▶ **Problem details**: The answer must be the full set of records, repeated exactly.

Dataset records:
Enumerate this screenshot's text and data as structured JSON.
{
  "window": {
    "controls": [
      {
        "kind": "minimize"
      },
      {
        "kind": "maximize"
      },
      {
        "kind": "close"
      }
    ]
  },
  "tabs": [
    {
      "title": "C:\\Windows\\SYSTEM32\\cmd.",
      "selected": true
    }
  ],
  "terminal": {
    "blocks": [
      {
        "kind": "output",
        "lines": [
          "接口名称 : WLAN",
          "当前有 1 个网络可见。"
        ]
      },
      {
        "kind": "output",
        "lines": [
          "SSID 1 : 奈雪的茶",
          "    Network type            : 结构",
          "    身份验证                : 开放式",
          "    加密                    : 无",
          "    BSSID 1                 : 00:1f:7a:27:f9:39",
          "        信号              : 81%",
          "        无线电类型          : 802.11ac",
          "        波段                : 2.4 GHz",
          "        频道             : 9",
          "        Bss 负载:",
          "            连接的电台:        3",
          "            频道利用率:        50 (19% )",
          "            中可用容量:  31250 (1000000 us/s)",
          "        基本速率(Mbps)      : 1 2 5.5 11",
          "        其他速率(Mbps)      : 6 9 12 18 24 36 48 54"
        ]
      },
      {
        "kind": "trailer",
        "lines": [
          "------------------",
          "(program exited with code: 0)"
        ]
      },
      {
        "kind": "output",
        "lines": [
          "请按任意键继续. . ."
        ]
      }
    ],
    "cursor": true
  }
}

▶ **Task result**:
Enumerate this screenshot's text and data as structured JSON.
{
  "window": {
    "controls": [
      {
        "kind": "minimize"
      },
      {
        "kind": "maximize"
      },
      {
        "kind": "close"
      }
    ]
  },
  "tabs": [
    {
      "title": "C:\\Windows\\SYSTEM32\\cmd.",
      "selected": true
    }
  ],
  "terminal": {
    "blocks": [
      {
        "kind": "output",
        "lines": [
          "接口名称 : WLAN",
          "当前有 1 个网络可见。"
        ]
      },
      {
        "kind": "output",
        "lines": [
          "SSID 1 : 奈雪的茶",
          "    Network type            : 结构",
          "    身份验证                : 开放式",
          "    加密                    : 无",
          "    BSSID 1                 : 00:1f:7a:27:f9:39",
          "        信号              : 81%",
          "        无线电类型          : 802.11ac",
          "        波段                : 2.4 GHz",
          "        频道             : 9",
          "        Bss 负载:",
          "            连接的电台:        3",
          "            频道利用率:        50 (19% )",
          "            中可用容量:  31250 (1000000 us/s)",
          "        基本速率(Mbps)      : 1 2 5.5 11",
          "        其他速率(Mbps)      : 6 9 12 18 24 36 48 54"
        ]
      },
      {
        "kind": "trailer",
        "lines": [
          "------------------",
          "(program exited with code: 0)"
        ]
      },
      {
        "kind": "output",
        "lines": [
          "请按任意键继续. . ."
        ]
      }
    ],
    "cursor": true
  }
}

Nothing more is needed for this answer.